People were aware of how the service now dealt with complaints. A revised protocol included in the updated statement of purpose outlined how complaints would be handled, by whom and within specified timescales. The revised statement of purpose had been distributed to everybody receiving a service. Complaints were often resolved by meeting with people, their relatives and staff on a face to face basis, with discussion and agreement about how and what the service could do better for the individual and to resolve the complaint.

At this inspection we found the new registered manager had made progress with regards to improving audits of the service, quality assurance and the development of staff practice. There were more robust quality assurance systems in place and the registered manager was able to evidence how new practices that had been introduced met the regulations. The quality assurance records we saw demonstrated how the registered manager maintained oversight of the service and we saw examples of processes they planned to implement to further improve the service.

The overall rating for this service is ‘requires improvement’ and the service is no longer in ‘special measures’. We will check that the improvements found on this inspection are maintained and sustained by the provider, including for any new packages of care commissioned in the future. We will check that people are in receipt of a quality service and continue to be cared for and supported by staff for the whole of the commissioned time on our next inspection.

Inspection areas

Safe

Requires improvement

Updated 15 September 2018

The service was not always safe

Care plans were more detailed and risk assessments were in place, with actions staff should take to reduce risks. Care workers were provided with the information they needed to keep people safe.

People felt safe with their regular carers although expressed concerns about the continuity of care at times.

The service had devised measures to assist staff to manage medicines more safely, although these had not been fully rolled out. A deputy manager was the nominated medicines champion.

Effective

Good

Updated 15 September 2018

The service was effective

The supervision and appraisal of staff performance had improved. Actions had been taken where necessary, including observations of practice and retraining of staff.

The service was undertaking mental capacity assessments and acted in people’s best interests with the involvement of others when necessary.

Links were being established with other organisations so that people received effective care, support and treatment.
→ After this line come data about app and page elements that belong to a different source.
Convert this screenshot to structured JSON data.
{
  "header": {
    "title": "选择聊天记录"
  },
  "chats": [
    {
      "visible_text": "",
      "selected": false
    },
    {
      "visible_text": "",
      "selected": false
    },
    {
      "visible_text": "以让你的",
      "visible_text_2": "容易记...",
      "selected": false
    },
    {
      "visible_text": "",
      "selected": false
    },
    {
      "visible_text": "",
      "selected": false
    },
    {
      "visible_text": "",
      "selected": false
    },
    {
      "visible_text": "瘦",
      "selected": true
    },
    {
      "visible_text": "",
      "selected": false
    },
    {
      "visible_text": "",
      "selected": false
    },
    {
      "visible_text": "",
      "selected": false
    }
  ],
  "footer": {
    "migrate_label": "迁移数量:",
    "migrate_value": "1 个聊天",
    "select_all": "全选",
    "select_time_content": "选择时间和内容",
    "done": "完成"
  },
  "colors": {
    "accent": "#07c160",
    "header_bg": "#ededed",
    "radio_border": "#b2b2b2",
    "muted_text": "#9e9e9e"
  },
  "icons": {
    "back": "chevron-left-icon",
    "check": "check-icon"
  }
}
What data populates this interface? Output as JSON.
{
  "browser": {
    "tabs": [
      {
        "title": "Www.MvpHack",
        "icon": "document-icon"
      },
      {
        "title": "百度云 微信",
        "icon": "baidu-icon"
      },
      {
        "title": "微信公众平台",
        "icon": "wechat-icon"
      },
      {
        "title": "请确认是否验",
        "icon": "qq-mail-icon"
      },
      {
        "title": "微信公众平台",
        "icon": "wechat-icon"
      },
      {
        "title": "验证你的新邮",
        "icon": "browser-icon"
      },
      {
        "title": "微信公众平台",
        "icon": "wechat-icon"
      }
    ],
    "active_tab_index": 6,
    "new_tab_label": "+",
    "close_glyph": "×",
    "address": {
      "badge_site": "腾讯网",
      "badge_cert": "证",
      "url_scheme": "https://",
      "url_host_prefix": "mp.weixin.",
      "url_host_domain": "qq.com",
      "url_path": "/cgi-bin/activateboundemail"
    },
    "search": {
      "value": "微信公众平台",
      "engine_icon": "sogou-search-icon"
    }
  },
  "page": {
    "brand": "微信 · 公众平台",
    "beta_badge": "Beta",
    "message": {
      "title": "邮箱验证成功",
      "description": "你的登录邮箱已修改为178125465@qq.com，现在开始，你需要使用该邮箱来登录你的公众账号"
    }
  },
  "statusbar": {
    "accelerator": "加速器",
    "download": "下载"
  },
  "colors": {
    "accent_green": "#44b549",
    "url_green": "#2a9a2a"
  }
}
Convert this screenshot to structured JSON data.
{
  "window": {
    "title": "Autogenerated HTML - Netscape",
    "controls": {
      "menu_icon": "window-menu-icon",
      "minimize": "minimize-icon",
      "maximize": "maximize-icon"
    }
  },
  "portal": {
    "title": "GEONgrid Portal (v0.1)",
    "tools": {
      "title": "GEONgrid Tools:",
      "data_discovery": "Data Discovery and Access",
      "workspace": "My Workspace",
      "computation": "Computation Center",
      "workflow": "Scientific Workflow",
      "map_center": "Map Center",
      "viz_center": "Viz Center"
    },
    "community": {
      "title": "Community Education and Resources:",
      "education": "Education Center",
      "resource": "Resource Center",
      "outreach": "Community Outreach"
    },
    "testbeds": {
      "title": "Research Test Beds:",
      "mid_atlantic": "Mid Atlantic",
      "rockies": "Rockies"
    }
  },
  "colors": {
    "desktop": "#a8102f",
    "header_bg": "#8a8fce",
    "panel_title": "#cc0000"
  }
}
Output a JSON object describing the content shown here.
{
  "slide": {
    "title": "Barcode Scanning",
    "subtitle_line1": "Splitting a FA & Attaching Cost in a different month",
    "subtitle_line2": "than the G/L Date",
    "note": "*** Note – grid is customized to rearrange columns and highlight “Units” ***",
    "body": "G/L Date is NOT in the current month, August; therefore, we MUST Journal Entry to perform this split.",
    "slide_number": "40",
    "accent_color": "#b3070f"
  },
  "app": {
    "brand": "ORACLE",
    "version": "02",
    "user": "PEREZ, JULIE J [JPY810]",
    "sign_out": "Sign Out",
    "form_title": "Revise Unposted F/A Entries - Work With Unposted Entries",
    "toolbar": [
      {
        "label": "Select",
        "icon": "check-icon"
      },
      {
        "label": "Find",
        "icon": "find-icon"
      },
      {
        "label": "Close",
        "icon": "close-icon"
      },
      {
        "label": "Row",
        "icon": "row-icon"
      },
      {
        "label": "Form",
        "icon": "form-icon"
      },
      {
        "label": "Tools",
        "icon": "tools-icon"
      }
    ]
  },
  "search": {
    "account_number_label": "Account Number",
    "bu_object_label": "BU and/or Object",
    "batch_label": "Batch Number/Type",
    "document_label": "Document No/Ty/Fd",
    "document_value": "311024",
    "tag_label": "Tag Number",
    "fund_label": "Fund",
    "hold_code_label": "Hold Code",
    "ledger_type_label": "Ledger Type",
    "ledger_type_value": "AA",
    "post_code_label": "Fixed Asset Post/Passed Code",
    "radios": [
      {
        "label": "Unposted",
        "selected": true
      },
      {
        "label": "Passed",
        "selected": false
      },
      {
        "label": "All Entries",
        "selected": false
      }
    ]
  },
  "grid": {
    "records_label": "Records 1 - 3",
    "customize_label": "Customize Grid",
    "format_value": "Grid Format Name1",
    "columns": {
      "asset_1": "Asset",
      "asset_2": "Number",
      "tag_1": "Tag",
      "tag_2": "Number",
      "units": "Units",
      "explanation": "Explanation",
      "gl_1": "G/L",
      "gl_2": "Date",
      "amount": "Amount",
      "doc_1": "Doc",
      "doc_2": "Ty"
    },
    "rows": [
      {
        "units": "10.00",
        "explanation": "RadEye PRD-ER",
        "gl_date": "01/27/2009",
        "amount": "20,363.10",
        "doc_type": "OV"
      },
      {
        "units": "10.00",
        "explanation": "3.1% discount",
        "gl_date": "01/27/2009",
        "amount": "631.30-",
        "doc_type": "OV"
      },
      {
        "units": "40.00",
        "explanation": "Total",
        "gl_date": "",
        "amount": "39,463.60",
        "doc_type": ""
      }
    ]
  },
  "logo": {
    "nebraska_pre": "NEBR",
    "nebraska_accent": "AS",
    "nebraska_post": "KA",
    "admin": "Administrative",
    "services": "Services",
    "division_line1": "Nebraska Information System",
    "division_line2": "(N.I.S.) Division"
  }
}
People experienced positive outcomes due to action taken by the service.

Caring

Requires improvement

Updated 15 September 2018

The service was not always caring

People were positive about regular care staff however were less positive about other staff.

The service recognised and acknowledged people’s diverse needs and also the diversity of the staff providing the care.

People were able to be independent, whilst receiving care and support and staff encouraged people to retain their independence.

Responsive

Good

Updated 15 September 2018

The service was responsive

Care plans contained appropriate language, had a person centred focus and included information about a person’s past histories and needs.

There was a new care plan review process in place.

There was a revised protocol about how complaints would be handled, by whom and within specified timescales. People had been made aware of this with a copy of an updated statement of purpose.

Well-led

Requires improvement

Updated 15 September 2018

The service was not always well led

The new registered manager had made improvements to the organisation and the culture of the service.

Audits and quality assurance systems were now in place, however not all improvements or new ways of working were fully embedded into staff practice.

The service engaged with people and was exploring ways of developing customer involvement, for example, during recruitment, training days or in workshop sessions.